::: SOURCE RECORDS :::
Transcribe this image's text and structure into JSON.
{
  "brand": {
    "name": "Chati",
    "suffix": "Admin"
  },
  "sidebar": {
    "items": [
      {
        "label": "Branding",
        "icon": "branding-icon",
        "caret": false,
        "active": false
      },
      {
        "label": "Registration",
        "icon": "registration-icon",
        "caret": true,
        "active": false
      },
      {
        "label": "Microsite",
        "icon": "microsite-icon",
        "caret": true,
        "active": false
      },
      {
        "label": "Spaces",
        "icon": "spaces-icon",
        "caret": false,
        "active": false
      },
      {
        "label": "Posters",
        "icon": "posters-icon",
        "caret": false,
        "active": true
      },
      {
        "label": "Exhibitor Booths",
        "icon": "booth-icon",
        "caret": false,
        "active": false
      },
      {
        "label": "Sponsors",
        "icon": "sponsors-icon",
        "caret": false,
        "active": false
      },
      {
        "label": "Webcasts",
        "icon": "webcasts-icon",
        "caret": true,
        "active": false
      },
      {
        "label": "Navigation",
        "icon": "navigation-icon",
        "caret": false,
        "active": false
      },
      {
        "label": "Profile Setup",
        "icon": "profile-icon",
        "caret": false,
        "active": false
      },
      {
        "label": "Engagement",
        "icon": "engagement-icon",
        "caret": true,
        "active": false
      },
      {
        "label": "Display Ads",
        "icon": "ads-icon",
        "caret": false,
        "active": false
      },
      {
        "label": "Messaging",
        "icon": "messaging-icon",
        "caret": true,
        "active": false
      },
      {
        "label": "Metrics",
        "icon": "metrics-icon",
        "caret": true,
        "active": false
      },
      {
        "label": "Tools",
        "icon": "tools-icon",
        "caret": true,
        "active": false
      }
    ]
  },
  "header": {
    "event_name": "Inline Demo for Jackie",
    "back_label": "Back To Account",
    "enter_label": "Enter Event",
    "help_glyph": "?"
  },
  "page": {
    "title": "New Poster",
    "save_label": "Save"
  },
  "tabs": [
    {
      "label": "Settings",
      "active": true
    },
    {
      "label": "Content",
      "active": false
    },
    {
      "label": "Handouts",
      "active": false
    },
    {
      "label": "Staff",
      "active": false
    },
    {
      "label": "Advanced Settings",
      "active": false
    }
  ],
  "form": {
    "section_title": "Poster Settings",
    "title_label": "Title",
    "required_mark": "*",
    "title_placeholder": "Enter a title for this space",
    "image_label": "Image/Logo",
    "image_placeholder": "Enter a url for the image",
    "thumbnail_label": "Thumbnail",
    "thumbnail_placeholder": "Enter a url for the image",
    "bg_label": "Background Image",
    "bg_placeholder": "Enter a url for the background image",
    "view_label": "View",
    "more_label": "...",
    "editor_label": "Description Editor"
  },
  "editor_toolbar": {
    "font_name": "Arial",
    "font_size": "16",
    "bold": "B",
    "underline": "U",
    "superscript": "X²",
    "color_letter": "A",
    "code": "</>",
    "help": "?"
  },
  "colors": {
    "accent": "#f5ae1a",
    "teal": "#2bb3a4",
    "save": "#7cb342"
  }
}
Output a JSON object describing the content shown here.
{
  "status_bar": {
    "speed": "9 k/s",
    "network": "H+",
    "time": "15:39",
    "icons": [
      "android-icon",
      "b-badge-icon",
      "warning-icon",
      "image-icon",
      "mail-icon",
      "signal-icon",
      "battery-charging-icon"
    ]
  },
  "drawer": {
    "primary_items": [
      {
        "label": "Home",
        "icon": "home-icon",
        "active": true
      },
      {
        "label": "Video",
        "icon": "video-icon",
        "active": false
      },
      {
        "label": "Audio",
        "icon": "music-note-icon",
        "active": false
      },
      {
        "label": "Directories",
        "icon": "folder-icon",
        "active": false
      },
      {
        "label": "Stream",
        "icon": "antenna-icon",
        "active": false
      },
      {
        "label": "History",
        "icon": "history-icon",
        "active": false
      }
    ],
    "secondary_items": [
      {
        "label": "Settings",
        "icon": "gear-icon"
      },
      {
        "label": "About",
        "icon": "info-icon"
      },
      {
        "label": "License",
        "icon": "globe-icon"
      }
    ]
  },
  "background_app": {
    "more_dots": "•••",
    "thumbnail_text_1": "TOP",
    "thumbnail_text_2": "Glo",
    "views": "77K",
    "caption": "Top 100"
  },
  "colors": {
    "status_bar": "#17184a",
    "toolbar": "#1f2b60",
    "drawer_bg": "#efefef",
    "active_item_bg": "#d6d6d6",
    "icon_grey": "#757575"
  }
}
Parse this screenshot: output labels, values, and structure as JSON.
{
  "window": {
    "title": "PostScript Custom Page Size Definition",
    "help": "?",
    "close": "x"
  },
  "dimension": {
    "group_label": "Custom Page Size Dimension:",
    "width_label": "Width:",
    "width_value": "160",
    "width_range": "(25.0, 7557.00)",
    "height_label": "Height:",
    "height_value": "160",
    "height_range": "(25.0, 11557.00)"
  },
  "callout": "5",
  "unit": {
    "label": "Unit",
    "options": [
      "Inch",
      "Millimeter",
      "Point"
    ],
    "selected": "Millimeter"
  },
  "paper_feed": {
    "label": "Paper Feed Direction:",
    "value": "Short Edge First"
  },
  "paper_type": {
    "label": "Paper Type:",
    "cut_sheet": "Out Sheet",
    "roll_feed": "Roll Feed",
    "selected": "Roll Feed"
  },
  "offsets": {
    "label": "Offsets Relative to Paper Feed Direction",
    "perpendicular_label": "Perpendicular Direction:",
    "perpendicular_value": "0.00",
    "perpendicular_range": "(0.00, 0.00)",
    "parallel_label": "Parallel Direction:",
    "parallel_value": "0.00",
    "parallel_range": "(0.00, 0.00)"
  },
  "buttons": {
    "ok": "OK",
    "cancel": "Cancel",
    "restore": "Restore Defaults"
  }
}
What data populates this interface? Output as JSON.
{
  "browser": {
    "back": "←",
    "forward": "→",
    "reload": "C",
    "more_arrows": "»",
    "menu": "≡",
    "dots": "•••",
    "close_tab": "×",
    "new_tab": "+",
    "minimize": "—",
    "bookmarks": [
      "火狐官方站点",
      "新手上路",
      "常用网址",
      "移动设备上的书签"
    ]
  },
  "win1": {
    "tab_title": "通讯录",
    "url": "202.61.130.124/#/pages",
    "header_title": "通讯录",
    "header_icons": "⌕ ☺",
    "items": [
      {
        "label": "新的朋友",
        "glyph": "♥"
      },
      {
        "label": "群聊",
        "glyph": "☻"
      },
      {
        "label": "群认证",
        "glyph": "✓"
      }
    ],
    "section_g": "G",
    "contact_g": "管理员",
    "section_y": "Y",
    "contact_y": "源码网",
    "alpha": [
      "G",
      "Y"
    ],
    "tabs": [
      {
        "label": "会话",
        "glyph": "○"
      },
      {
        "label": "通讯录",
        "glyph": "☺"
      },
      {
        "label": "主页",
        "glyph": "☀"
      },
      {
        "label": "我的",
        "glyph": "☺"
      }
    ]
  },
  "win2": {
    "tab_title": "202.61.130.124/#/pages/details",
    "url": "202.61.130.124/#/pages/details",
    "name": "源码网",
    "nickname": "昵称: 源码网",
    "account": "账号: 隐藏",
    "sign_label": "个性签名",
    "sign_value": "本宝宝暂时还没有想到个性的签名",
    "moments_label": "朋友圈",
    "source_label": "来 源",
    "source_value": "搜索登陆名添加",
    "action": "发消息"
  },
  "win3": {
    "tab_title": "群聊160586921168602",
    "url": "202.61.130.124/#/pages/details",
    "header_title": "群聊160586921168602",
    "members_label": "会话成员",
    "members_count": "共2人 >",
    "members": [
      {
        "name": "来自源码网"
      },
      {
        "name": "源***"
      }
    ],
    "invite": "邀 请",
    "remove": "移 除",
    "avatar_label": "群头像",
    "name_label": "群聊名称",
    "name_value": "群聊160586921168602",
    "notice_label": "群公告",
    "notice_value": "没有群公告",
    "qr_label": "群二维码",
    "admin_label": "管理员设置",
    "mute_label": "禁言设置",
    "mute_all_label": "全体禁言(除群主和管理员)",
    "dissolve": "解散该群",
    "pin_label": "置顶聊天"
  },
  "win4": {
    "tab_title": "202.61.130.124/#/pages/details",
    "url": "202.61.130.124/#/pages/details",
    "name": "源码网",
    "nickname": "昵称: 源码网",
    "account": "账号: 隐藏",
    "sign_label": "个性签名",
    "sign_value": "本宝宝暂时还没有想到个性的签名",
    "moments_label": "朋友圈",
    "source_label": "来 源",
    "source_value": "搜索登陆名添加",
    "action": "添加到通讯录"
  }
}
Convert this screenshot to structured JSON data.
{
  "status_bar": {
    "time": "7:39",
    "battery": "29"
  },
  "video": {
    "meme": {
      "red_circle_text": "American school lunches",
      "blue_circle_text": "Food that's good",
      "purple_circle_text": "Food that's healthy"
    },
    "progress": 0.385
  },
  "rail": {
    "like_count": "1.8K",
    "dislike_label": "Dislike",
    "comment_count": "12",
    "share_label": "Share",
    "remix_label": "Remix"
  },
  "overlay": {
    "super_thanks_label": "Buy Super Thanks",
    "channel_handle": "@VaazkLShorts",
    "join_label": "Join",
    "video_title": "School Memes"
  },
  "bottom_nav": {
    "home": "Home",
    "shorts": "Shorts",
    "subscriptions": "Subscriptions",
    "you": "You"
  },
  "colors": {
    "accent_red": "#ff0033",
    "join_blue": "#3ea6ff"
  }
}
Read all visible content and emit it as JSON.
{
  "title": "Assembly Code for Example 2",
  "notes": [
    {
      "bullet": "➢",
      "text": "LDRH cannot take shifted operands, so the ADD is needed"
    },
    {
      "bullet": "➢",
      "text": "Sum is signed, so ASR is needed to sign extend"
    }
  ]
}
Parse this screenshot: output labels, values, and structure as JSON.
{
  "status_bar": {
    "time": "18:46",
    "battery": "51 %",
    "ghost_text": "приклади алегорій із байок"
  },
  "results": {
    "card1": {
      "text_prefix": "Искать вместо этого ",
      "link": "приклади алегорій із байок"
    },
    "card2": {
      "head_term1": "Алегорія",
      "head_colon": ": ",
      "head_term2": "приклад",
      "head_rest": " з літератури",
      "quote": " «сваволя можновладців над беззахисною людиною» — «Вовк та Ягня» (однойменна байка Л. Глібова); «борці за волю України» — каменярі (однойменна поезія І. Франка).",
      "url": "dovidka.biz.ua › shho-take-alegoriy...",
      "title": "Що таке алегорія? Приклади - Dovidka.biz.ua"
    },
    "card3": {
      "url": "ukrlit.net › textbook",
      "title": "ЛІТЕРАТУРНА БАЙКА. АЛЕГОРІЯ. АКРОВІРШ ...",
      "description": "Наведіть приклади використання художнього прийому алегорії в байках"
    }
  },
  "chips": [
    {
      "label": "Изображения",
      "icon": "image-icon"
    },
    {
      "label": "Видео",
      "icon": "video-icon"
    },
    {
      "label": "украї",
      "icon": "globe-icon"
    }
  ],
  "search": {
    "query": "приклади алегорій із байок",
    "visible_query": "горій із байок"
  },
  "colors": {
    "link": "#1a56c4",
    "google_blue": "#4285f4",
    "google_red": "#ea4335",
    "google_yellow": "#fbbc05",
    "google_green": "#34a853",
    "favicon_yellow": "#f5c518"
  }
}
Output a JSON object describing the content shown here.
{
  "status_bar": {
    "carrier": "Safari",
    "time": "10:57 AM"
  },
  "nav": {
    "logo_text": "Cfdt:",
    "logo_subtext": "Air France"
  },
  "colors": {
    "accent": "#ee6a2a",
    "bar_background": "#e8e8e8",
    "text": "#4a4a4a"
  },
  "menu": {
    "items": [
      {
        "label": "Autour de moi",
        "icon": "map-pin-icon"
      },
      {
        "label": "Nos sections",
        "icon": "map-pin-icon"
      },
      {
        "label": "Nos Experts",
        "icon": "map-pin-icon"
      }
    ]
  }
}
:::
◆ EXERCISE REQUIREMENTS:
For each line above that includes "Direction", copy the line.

◆ COMPLETED TASK:
    "label": "Paper Feed Direction:",
    "label": "Offsets Relative to Paper Feed Direction",
    "perpendicular_label": "Perpendicular Direction:",
    "parallel_label": "Parallel Direction:",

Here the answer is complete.